● Required action
In the records below, find each line that holds "title" and return it.

____________

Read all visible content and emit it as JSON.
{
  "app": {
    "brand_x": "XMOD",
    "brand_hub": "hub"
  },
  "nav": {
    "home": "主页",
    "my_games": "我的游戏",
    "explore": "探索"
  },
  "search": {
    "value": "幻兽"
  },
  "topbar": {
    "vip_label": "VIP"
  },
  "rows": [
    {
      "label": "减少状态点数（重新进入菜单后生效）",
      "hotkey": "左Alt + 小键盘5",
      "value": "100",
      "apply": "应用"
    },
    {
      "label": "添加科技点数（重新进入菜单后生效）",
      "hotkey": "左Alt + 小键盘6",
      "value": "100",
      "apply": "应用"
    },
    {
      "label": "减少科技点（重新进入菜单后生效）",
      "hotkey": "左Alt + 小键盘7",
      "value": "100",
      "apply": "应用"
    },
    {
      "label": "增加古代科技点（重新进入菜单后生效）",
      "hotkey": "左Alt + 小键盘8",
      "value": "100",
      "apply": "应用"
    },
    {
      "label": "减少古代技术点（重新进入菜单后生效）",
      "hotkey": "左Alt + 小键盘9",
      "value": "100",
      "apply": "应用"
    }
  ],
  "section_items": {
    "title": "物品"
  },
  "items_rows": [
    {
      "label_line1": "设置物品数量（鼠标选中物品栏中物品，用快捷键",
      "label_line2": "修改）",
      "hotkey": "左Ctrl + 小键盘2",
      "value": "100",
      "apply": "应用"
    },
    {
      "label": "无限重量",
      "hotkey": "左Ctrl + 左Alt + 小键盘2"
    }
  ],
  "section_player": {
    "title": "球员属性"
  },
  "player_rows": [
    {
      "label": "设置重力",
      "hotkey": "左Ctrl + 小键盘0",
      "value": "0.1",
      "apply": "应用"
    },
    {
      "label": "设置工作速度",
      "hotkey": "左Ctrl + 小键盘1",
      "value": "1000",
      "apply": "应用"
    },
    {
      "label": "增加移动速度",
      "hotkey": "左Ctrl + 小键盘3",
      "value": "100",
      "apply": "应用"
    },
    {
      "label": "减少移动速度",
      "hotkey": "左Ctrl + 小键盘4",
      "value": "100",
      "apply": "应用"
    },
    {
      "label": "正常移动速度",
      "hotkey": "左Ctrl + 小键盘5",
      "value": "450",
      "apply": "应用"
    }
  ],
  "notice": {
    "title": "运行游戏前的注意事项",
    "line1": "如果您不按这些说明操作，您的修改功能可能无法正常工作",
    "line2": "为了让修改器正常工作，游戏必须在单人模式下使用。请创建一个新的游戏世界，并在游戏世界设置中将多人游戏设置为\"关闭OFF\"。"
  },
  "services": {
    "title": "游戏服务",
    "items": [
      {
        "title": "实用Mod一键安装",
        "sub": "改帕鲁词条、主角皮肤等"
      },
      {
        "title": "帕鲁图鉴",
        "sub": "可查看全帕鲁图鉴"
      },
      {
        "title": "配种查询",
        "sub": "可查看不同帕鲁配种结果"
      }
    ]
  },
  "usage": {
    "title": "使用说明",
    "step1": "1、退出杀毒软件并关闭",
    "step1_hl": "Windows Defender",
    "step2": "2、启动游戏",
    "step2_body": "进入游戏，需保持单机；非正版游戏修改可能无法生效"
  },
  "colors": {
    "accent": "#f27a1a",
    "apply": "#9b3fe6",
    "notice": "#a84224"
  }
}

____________

● The completed task
    "title": "物品"
    "title": "球员属性"
    "title": "运行游戏前的注意事项",
    "title": "游戏服务",
        "title": "实用Mod一键安装",
        "title": "帕鲁图鉴",
        "title": "配种查询",
    "title": "使用说明",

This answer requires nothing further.